> _ACTIVITY_
The records below need to be printed in full. Keep each one exact.

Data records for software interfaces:
Segment Open

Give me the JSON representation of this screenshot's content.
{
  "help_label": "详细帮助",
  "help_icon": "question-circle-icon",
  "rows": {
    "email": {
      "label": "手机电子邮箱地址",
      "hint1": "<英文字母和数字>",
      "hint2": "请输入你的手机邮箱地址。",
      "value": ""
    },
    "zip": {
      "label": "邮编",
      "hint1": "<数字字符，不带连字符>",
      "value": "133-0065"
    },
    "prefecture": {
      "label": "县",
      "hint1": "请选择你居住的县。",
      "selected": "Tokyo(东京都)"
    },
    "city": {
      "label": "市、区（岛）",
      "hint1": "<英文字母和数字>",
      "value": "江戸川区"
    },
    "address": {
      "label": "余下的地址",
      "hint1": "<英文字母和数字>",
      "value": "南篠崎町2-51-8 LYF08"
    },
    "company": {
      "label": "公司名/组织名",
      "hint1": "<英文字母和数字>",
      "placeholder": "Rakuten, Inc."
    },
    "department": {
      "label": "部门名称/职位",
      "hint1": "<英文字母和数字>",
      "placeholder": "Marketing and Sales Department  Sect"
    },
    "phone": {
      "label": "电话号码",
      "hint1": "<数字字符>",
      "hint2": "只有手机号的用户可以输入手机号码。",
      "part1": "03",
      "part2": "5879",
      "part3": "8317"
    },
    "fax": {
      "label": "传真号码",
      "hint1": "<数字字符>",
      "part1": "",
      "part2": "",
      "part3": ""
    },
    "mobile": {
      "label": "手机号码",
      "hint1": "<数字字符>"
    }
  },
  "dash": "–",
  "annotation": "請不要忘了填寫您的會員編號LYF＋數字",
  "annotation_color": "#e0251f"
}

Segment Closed

> _COMPLETED EXERCISE_
Give me the JSON representation of this screenshot's content.
{
  "help_label": "详细帮助",
  "help_icon": "question-circle-icon",
  "rows": {
    "email": {
      "label": "手机电子邮箱地址",
      "hint1": "<英文字母和数字>",
      "hint2": "请输入你的手机邮箱地址。",
      "value": ""
    },
    "zip": {
      "label": "邮编",
      "hint1": "<数字字符，不带连字符>",
      "value": "133-0065"
    },
    "prefecture": {
      "label": "县",
      "hint1": "请选择你居住的县。",
      "selected": "Tokyo(东京都)"
    },
    "city": {
      "label": "市、区（岛）",
      "hint1": "<英文字母和数字>",
      "value": "江戸川区"
    },
    "address": {
      "label": "余下的地址",
      "hint1": "<英文字母和数字>",
      "value": "南篠崎町2-51-8 LYF08"
    },
    "company": {
      "label": "公司名/组织名",
      "hint1": "<英文字母和数字>",
      "placeholder": "Rakuten, Inc."
    },
    "department": {
      "label": "部门名称/职位",
      "hint1": "<英文字母和数字>",
      "placeholder": "Marketing and Sales Department  Sect"
    },
    "phone": {
      "label": "电话号码",
      "hint1": "<数字字符>",
      "hint2": "只有手机号的用户可以输入手机号码。",
      "part1": "03",
      "part2": "5879",
      "part3": "8317"
    },
    "fax": {
      "label": "传真号码",
      "hint1": "<数字字符>",
      "part1": "",
      "part2": "",
      "part3": ""
    },
    "mobile": {
      "label": "手机号码",
      "hint1": "<数字字符>"
    }
  },
  "dash": "–",
  "annotation": "請不要忘了填寫您的會員編號LYF＋數字",
  "annotation_color": "#e0251f"
}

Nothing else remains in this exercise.